◆ REQUIREMENT
In the entries below, every line with the string "price" is to be reported.
*-*-*
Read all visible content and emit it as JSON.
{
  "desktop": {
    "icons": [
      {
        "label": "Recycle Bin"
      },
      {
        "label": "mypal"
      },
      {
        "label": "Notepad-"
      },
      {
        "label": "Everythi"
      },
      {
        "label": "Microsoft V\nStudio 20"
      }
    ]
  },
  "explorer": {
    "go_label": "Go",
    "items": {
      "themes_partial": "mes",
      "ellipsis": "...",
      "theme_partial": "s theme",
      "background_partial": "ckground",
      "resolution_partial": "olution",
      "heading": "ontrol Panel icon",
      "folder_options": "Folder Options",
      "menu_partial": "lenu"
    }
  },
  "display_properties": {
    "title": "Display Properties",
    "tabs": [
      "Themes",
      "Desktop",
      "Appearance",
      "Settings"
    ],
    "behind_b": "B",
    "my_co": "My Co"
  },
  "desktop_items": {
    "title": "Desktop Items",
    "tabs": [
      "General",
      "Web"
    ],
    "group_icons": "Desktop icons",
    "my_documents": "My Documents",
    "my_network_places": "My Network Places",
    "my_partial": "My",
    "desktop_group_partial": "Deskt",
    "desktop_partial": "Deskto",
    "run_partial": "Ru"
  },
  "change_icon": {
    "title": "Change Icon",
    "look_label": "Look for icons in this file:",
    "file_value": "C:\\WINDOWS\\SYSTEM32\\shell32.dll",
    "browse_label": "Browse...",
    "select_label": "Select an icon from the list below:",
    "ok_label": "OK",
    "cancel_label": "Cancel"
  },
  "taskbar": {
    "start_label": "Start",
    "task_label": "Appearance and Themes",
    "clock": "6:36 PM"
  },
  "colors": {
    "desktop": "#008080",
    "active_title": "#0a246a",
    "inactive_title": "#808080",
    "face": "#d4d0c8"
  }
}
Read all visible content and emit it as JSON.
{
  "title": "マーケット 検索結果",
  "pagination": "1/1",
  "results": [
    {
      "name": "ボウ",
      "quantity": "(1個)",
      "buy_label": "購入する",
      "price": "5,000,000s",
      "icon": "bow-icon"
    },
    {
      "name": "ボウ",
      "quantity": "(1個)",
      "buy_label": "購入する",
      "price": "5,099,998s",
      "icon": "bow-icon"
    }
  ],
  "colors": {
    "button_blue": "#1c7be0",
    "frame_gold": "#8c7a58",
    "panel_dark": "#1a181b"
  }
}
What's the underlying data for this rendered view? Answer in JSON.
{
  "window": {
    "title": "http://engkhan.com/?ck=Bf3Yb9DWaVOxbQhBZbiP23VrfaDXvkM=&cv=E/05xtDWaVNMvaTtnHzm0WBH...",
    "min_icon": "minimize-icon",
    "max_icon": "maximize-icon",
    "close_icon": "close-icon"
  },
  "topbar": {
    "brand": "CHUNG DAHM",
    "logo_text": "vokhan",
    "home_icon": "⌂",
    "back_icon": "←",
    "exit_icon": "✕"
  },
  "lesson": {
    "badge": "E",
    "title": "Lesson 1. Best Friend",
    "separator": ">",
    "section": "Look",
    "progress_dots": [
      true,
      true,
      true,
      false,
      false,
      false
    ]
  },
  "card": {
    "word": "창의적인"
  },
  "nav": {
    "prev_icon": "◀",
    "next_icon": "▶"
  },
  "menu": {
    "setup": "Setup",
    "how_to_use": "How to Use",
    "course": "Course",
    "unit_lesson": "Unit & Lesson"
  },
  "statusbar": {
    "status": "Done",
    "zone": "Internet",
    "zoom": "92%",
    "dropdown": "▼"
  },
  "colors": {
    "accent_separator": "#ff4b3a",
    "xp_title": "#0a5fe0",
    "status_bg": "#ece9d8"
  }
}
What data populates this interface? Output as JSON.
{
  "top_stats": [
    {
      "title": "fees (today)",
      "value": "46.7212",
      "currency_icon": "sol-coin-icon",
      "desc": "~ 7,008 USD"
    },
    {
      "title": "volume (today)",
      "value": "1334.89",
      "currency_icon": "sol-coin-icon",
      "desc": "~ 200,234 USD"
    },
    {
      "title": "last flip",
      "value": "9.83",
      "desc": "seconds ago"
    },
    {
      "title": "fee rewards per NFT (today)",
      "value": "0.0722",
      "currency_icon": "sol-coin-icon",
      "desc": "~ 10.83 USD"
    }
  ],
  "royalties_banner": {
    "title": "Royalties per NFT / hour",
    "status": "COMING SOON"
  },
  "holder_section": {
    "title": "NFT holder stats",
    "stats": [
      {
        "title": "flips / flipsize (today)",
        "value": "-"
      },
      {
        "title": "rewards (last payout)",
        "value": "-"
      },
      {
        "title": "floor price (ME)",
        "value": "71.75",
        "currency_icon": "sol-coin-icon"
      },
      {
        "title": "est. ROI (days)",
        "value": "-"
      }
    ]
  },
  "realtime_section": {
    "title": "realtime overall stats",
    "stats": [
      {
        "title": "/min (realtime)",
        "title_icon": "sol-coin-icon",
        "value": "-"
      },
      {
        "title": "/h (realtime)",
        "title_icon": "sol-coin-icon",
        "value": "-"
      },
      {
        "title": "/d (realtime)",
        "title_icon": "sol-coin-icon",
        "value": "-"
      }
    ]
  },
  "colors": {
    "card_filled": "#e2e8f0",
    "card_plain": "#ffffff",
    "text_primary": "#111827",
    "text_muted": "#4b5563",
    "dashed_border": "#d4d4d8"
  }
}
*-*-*
◆ EXERCISE ANSWER
      "price": "5,000,000s",
      "price": "5,099,998s",
        "title": "floor price (ME)",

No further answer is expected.